Task to carry out:
The answer is a single number: the count of lines below in which the word "title" appears.

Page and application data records
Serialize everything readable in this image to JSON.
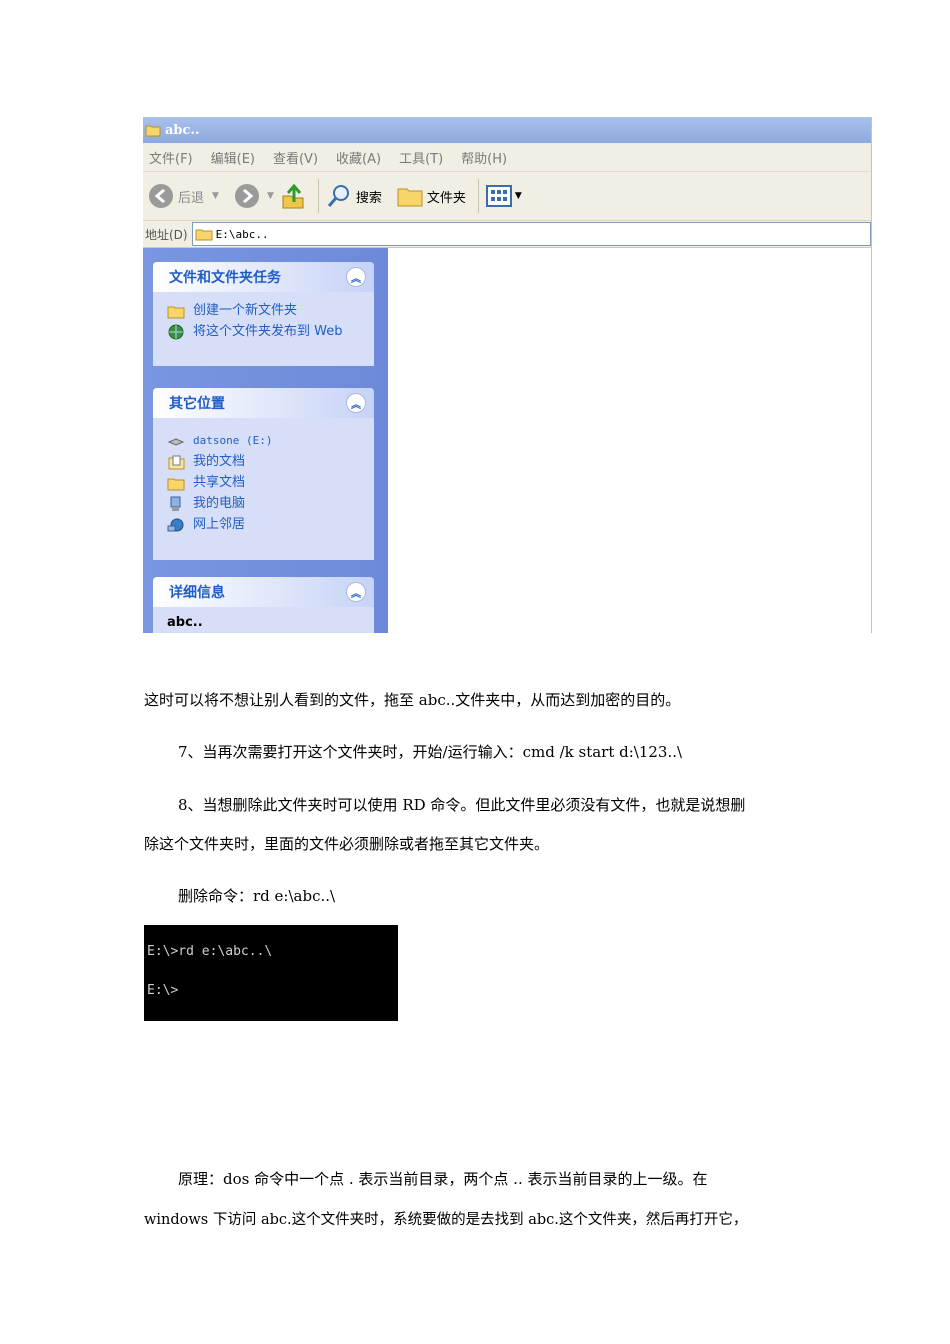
{
  "window": {
    "title": "abc..",
    "menu": [
      "文件(F)",
      "编辑(E)",
      "查看(V)",
      "收藏(A)",
      "工具(T)",
      "帮助(H)"
    ],
    "toolbar": {
      "back_label": "后退",
      "search_label": "搜索",
      "folders_label": "文件夹"
    },
    "address": {
      "label": "地址(D)",
      "value": "E:\\abc.."
    },
    "tasks_panel": {
      "title": "文件和文件夹任务",
      "items": [
        "创建一个新文件夹",
        "将这个文件夹发布到 Web"
      ]
    },
    "places_panel": {
      "title": "其它位置",
      "items": [
        "datsone (E:)",
        "我的文档",
        "共享文档",
        "我的电脑",
        "网上邻居"
      ]
    },
    "details_panel": {
      "title": "详细信息",
      "name": "abc.."
    }
  },
  "doc": {
    "p1": "这时可以将不想让别人看到的文件，拖至 abc..文件夹中，从而达到加密的目的。",
    "p2": "7、当再次需要打开这个文件夹时，开始/运行输入：cmd /k start d:\\123..\\",
    "p3_line1": "8、当想删除此文件夹时可以使用 RD 命令。但此文件里必须没有文件，也就是说想删",
    "p3_line2": "除这个文件夹时，里面的文件必须删除或者拖至其它文件夹。",
    "p4": "删除命令：rd e:\\abc..\\",
    "p5_line1": "原理：dos 命令中一个点 . 表示当前目录，两个点 .. 表示当前目录的上一级。在",
    "p5_line2": "windows 下访问 abc.这个文件夹时，系统要做的是去找到 abc.这个文件夹，然后再打开它，"
  },
  "console": {
    "line1": "E:\\>rd e:\\abc..\\",
    "line2": "E:\\>"
  }
}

Reply:
4